Authors: Sneha Annavarapu*,
Topics: Transportation Geography, Development, Qualitative Research
Keywords: transportation; transit; cultural geography; affect; South Asia
Session Type: Paper
Start / End Time: 4:30 PM / 6:10 PM
Room: Regency Ballroom, Omni, Lobby Level
Presentation File: No File Uploaded

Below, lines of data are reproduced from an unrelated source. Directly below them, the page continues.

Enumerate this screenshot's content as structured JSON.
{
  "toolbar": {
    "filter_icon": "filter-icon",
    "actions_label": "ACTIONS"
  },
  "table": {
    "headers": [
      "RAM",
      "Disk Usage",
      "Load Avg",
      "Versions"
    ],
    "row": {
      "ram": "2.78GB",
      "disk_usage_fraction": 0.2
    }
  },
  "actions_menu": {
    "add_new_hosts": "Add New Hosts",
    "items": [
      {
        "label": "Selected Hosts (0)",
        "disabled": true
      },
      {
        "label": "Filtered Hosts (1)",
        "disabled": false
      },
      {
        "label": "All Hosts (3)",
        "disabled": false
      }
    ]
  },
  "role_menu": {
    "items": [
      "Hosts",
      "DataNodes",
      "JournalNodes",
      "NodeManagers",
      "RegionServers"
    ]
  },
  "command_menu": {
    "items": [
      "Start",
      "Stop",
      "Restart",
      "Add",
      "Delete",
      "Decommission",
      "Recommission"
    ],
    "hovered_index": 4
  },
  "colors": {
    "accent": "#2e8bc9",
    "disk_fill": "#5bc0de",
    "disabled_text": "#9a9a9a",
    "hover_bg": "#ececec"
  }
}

With traffic congestion and traffic jams becoming a major social problem in most urban centers in India, the sense of "being stuck" and of inevitable delay has become rather commonplace in everyday 'traffic talk'. To this end, metro systems have been constructed as the most desirable and 'smart' solution for mass transit in India. Very often borne out of a public-private partnership, these metro transit projects have come to symbolize - and promise - modernity, seamless mobility, technological advancement, and "world class" urban development. Hyderabad, a bustling urban city in southern India is one such city in which the inauguration of an elevated metro system in 2018 was greeted with anticipated for its promise to provide relief to commuters tired of "chaotic" traffic. I propose that interrogating narratives, embodied experiences and popular understandings of Hyderabad's metro as a solution to congestion is critical to thinking about the interrelationships between various modes of navigating the city. Showing evidence from ethnographic work conducted before the inauguration of the metro (2017) and after (2018), I show how the affective atmosphere of elevated metro systems provide a sense of floating, gliding, flying above the "ground realities below" which brokers specific fantasies that Hyderabadi city-dwellers have to traveling and commuting. Finally, I use Doreen Lee's concept of "infrastructural aptitudes" to show how the elevated metro system produces a kind of a 'commuter subjectivity' in a sociotechnical assemblage which mediates the relationship Hyderabad's have to their city.